How can you Reinforce KYC with Mobile Data?

What a Well-Rounded Approach Looks Like

What happened to the high street?

The pandemic has been problematic for almost every industry in the UK. Companies have undoubtedly struggled during covid due to work absences, lockdowns, and regulations, and many have collapsed entirely. Small to Medium Enterprises (SMEs) make up 99.9% of all UK businesses and, shockingly, over half over half of these have been in operation for five years or less. While most sectors were reporting major disruption, the e-commerce industry thrived, experiencing record profits.

2021 saw non-food e-commerce increase 14.3%; online clothes sales are expected to overtake in-store sales in 2022 and 70% of surveyed Britons prefer online shopping now compared to under 50% pre-pandemic. What had once been a gradual shift online has become a landslide under Covid, forcing many SMEs to adapt or crumble.

What is KYC?

Though lucrative, moving online can present distinct legal challenges which may be unfamiliar to many SMEs. The colloquial ‘Know Your Customer (KYC)’ refers firstly to you having a decent grasp on who you do business with – is my customer who they say they are? Catlover1966 says his name is Sebastian, how do we know this is true? Does he live where he says he lives? Is he really 55?

And secondly it refers to compliance with the 2019 Money Laundering and Terrorist Financing Regulations. Almost all SMEs are required to adhere to KYC and Anti-Money Laundering (AML) compliance regulations, which vary depending on your individual risk profile. However, after two years of Covid, and a growing fraud industry, businesses have found themselves with greater risk profiles than they initially anticipated.

Where does this leave you legally?

Unlike most other countries in the world, the UK has no formal citizenship ID – this leaves the responsibility of identifying and verifying customers up to the companies themselves. Currently, businesses are required to put in place reasonable KYC checks, with the most stringent processes left for banks and insurers, but this might change. 2021 began with the announcement of the digital identity and attributes trust framework, an attempt by the government to combat the now excessive levels of fraud. With cybercrime costing £2.5bn to UK residents and businesses in 2021 alone, an increase in legislation is a distinct likelihood.

What level of protection would you tolerate?

Primarily, it is your job to make sure you are not trading with any money launderers or fraudsters – you can be held liable if you do not do your due diligence.

So, how can you stay ahead of the curve regarding government regulation and fraud, without annoying your customers with boring and laborious sign-up processes?

There has almost always been a trade-off between KYC and seamless onboarding; trade-offs which companies with greater risk profiles have borne the brunt of. But it might not be like this much longer.
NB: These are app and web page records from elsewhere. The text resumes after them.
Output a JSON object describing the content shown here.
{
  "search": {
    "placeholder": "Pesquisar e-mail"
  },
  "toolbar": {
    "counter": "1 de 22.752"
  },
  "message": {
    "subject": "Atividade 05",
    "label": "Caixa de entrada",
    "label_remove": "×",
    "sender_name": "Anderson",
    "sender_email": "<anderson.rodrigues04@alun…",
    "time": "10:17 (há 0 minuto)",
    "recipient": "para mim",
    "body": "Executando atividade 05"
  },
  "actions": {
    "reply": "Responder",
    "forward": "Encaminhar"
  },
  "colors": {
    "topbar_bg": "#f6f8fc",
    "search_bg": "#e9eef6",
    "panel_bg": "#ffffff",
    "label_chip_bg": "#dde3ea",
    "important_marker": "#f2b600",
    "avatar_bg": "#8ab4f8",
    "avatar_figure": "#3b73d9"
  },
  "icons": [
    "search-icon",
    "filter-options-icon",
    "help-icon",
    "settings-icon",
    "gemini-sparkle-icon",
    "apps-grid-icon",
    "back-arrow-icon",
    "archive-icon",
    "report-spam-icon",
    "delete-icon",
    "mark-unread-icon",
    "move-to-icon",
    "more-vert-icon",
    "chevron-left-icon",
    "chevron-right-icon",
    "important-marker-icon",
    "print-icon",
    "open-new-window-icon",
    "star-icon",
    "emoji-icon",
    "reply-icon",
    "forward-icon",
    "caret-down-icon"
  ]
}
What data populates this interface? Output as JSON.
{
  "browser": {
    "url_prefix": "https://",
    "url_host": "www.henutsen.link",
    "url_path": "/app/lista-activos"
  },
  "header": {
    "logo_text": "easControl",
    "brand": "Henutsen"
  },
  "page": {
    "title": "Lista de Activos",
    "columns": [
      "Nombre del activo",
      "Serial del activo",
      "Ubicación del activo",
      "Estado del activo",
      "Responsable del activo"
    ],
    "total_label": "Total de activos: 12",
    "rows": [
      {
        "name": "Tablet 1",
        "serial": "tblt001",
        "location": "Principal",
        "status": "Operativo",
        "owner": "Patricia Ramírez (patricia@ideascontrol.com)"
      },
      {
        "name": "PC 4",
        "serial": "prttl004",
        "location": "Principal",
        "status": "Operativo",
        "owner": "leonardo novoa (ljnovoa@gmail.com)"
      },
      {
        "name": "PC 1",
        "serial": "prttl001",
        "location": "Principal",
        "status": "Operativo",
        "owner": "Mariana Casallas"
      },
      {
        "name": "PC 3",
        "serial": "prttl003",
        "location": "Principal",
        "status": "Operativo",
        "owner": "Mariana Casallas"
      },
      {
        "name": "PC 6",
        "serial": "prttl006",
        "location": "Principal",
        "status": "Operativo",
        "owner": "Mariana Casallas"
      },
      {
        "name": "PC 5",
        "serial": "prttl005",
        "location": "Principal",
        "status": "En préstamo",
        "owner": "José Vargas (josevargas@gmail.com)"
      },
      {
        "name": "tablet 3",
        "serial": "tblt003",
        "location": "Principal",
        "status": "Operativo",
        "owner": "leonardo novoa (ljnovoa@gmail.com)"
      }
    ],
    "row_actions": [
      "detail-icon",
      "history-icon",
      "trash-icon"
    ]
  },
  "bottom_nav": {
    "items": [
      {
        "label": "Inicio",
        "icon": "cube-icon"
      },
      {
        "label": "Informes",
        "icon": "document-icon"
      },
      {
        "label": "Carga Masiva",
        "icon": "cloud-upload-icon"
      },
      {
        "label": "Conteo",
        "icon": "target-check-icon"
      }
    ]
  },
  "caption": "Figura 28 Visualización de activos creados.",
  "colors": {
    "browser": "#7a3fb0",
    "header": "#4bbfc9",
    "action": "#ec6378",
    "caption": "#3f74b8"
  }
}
Many SMEs are turning away from the frustrating but traditional passport scan or credit checks, and instead are layering new digital verification methods as an equally as effective, yet unintrusive method of identifying and authenticating users.

So, what does the future of KYC look like?

There is never one solution to identification and fraud prevention – it is always going to be a multifaceted approach. Some modern solutions include page behaviour tracking, digital biometrics, and Mobile Network Operator (MNO) data. The latter is particularly promising because 96% of UK citizens have mobile numbers – something they are not overly reluctant to give up during the sign-up process – making them a great proxy for identity.

Numbers are usually retained from contract to contract and provide considerable information about your customer, such as the associated name, address, age and whether the number is working and active. With mobile becoming the preferred method of online shopping, MNO data can help identify indicators of fraud such as whether the phone number has been ported or forwarded, if a SIM has been swapped or whether the device has been changed. You can even check if the phone has been reported lost or stolen in real-time.

This data is not only invaluable to identification and verification, but to fraud prevention too. Wide-spread fraud leaves you and your customers out of pocket and can damage brand integrity long term.

Fraud has been thriving under Covid, with a reported 410,000 reported incidents in the UK in 2021 alone. With SIM-Swap becoming a more prominent method of invalidating 2-factor-authentication, SMEs relying on one method of protection alone are vulnerable.

Mobile data can help answer a lot of important KYC questions, so you can be more certain your customers are who they claim to be. Despite the broad applications of MNO data many companies are yet to catch up, if you would like to find out more about how Phronesis can help you keep your customers safe you can read more here or book a call.


Sources:

DueDill

Econsultancy

Gov.uk / DBS ID Guidelines

cybercrew

Baymard Institute